I would be really upset about the idea of having someone try to use my wedding as an opportunity to proselytize and completely disregard the wishes of the couple. I am upset on your behalf actually. Words matter a lot. They have power. I wouldn’t let someone like that officiate my wedding and set the tone for my marriage.
This is exactly why my husband and I wrote our ceremony ourselves. Originally, we were attending a very conservative church that did not approving of us living together and refused to recognize us as members because of it. We decided that it was time to find a new church home and were lucky enough to stumble upon a place that fit in perfectly with what we wanted. The preacher is in his mid 30s so he totally got us and was totally fine with us writing the ceremony and him reciting it. I would say if this really really bothers you, you should def think about it. It would be awful if during the whole ceremony all you could think of was how much you didn’t like him or how concerned you were that he would say the wrong thing. That was the catalyst for us finding a new church. I simply couldn’t imagine having the old church preacher marry us with all that animosity. It’s supposed to be a happy occasion.
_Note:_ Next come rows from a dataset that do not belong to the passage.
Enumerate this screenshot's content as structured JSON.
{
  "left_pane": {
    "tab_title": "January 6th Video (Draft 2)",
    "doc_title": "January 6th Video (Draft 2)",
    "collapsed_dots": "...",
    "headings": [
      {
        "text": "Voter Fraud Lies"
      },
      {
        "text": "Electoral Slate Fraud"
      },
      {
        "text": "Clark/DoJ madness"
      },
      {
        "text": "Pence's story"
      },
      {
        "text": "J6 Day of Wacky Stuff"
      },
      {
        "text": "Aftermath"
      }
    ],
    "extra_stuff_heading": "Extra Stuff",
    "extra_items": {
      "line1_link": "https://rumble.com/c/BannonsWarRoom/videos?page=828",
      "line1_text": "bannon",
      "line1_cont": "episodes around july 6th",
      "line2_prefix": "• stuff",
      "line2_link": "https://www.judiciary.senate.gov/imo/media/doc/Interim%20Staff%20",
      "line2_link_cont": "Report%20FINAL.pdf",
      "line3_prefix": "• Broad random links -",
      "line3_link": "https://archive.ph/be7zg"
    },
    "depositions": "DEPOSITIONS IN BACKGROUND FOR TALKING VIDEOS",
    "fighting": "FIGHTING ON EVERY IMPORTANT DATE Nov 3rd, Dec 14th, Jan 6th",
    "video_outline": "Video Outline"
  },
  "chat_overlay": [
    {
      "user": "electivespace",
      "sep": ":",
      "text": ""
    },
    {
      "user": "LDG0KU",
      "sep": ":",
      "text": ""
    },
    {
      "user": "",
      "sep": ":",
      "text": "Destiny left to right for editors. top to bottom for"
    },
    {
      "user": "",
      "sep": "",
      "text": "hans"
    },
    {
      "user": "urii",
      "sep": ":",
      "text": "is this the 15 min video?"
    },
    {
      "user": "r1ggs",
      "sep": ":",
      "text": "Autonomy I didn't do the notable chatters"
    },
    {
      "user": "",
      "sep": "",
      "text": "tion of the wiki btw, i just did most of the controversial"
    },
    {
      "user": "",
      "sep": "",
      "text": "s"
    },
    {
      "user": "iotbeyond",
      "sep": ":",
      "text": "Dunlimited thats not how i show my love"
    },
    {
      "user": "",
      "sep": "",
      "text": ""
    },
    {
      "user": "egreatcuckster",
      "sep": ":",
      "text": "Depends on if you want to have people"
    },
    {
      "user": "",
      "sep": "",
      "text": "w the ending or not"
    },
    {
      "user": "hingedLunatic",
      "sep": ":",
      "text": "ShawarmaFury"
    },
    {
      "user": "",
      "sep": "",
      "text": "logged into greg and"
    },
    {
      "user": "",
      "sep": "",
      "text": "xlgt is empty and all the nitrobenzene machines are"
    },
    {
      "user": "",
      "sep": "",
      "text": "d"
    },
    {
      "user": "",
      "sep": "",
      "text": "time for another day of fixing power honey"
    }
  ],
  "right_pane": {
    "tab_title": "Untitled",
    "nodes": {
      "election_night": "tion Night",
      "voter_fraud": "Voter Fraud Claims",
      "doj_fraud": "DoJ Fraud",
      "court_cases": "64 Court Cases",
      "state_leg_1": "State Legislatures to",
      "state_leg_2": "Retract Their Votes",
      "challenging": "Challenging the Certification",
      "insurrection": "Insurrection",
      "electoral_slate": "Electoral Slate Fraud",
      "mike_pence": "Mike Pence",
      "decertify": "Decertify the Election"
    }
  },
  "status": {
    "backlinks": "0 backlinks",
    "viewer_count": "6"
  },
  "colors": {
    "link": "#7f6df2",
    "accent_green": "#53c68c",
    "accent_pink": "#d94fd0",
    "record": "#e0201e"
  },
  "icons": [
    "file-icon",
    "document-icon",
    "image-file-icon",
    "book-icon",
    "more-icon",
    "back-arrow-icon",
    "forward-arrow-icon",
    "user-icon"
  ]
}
How very disrespectful and pushy of that Lutheran minister to keep insisting you use that word in your vows – as if you were a stubborn child. OMG, there’s no way I would have been able to remain that calm. You must have the patience of a saint.
Even if your parents and his parents are religious I guarantee you that the majority of your guests would find it completely bizarre to hear you mention “submit” in your vows. This would probably make a lot of people cringe and feel very uncomfortable.
I’ve been to a ton of weddings – many in churches – and I’ve NEVER heard any mention of “submit” or “obey”. I have heard “respect” and “honor” but it was always in both the groom’s and bride ‘s vows.
Make sure to have your husband remind him (since he obviously respects a man’s opinion much more than a woman’s) sometime during the wedding planning.
***And also right before your ceremony enlist someone you can trust completely and this is either male or an older woman to remind the minister again. You won’t have the time on your wedding day to be dealing with some pushy minister’s foolishness. This is extremely important. ***
Hey girlie! If your minister is not willing to work with the ceremony YOU want, you need to fire him! Bottom line! Family friend or NOT. I mean, it is REALLY worth the money to pay for someone to do the ceremony YOU want. It’s YOUR wedding. not his. Find a local JOP who will come to your location. They are out there!